AIM OF THE EXERCISE
Exactly as given, write out all the entries again.

TASK DATA

- - - - - - -

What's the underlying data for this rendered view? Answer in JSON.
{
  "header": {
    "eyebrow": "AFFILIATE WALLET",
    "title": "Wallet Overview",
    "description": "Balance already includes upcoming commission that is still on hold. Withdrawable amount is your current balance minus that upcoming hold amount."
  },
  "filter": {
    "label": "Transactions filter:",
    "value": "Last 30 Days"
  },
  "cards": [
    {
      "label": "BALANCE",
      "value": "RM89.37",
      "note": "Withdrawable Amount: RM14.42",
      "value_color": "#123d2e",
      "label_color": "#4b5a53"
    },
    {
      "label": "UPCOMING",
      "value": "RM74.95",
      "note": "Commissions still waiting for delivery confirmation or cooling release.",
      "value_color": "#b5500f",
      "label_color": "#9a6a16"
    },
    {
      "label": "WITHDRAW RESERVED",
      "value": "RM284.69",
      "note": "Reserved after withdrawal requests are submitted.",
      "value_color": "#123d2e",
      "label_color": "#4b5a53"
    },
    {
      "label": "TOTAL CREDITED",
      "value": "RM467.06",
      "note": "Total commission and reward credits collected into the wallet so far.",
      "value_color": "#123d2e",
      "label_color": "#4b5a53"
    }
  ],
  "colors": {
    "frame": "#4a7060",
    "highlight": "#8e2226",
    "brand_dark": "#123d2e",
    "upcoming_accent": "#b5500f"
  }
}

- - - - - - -

RESULT OF THIS EXERCISE
What's the underlying data for this rendered view? Answer in JSON.
{
  "header": {
    "eyebrow": "AFFILIATE WALLET",
    "title": "Wallet Overview",
    "description": "Balance already includes upcoming commission that is still on hold. Withdrawable amount is your current balance minus that upcoming hold amount."
  },
  "filter": {
    "label": "Transactions filter:",
    "value": "Last 30 Days"
  },
  "cards": [
    {
      "label": "BALANCE",
      "value": "RM89.37",
      "note": "Withdrawable Amount: RM14.42",
      "value_color": "#123d2e",
      "label_color": "#4b5a53"
    },
    {
      "label": "UPCOMING",
      "value": "RM74.95",
      "note": "Commissions still waiting for delivery confirmation or cooling release.",
      "value_color": "#b5500f",
      "label_color": "#9a6a16"
    },
    {
      "label": "WITHDRAW RESERVED",
      "value": "RM284.69",
      "note": "Reserved after withdrawal requests are submitted.",
      "value_color": "#123d2e",
      "label_color": "#4b5a53"
    },
    {
      "label": "TOTAL CREDITED",
      "value": "RM467.06",
      "note": "Total commission and reward credits collected into the wallet so far.",
      "value_color": "#123d2e",
      "label_color": "#4b5a53"
    }
  ],
  "colors": {
    "frame": "#4a7060",
    "highlight": "#8e2226",
    "brand_dark": "#123d2e",
    "upcoming_accent": "#b5500f"
  }
}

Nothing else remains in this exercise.